Sexual Harassment also includes conduct that creates a hostile environment and/or is based on power differentials or retaliation. Sexual Harassment is prohibited regardless of the gender, gender identity or sexual orientation of the harassed or the harasser. The determination of whether an environment is "hostile" must be based on the totality of the circumstances. These circumstances could include: the frequency of the conduct; the nature and severity of the conduct; whether the conduct was physically threatening; whether the conduct was humiliating; the effect of the conduct on the alleged victim's mental or emotional state; whether the conduct was directed at more than one person; whether the conduct arose in the context of other discriminatory conduct; whether the conduct unreasonably interfered with the alleged victim's educational or work performance; and whether the statement is a mere utterance of an epithet with engenders offense in an employee or student, or offends by mere discourtesy or rudeness. Sexual Harassment may be in the form of a hostile environment that includes any situation in which there is harassing conduct that is sufficiently severe, persistent, pervasive or objectively offensive that it alters the conditions of employment or limits, interferes with or denies educational benefits or opportunities, from both a subjective (the alleged victim's) and an objective (reasonable person's) viewpoint.
Sexual Harassment may also be in the form of "quid pro quo" when there are unwelcome sexual advances, requests for sexual favors or other verbal or physical conduct of a sexual nature and submission to or rejection of such conduct results in adverse education or employment action.
Any and all acts, including but not limited to sexual harassment, gender discrimination, domestic violence, dating violence, stalking, sexual assault, sexual touching, sexual exploitation, and retaliation, prohibited under Title IX and The Violence Against Women Act (VAWA).
Engaging in a course of conduct directed at a specific person that would case a reasonable person to (a) fear for their safety or the safety of others, or (b) suffer substantial emotional distress.

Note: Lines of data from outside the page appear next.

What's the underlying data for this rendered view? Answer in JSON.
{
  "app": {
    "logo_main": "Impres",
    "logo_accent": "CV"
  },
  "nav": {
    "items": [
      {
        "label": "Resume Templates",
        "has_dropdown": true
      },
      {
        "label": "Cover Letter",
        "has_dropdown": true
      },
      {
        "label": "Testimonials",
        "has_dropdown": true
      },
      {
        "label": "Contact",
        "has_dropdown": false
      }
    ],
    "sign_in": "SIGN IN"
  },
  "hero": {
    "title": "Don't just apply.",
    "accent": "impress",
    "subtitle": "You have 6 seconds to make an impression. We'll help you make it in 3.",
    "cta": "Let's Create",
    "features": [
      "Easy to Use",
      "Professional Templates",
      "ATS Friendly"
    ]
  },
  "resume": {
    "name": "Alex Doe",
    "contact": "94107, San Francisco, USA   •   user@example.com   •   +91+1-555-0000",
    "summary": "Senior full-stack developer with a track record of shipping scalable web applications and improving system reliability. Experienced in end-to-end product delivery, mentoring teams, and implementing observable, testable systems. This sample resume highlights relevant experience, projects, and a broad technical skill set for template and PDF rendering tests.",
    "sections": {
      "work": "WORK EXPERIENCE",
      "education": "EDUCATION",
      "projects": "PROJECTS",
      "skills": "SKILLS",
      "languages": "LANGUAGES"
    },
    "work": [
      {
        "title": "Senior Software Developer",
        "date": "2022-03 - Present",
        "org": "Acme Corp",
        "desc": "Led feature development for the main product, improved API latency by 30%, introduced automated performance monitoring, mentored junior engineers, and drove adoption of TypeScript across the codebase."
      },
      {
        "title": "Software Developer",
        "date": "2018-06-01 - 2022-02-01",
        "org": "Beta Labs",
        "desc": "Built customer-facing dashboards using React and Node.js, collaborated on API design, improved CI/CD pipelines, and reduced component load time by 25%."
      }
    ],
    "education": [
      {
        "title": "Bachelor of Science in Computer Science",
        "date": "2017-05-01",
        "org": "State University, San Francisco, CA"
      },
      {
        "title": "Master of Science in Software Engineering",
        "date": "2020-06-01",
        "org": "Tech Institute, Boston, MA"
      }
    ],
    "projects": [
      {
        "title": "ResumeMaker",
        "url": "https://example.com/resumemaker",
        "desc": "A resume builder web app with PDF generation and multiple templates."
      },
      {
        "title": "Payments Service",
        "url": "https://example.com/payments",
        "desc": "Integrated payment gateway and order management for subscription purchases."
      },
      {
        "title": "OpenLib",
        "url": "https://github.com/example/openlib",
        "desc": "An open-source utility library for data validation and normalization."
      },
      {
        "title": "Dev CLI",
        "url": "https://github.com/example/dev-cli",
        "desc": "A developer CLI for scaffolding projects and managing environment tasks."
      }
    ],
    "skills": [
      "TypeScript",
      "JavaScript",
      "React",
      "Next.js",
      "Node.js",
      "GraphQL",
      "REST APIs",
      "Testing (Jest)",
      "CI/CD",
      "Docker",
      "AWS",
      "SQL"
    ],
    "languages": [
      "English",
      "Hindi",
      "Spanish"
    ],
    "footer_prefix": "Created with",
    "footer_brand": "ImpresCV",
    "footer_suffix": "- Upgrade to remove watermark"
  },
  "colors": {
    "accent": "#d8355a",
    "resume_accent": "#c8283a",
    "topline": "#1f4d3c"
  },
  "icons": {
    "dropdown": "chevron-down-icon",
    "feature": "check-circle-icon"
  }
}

*Please refer to the Gender Equity, Sexual Misconduct and Relationship Violence Policy and Procedure for a complete list of policy terms and definitions.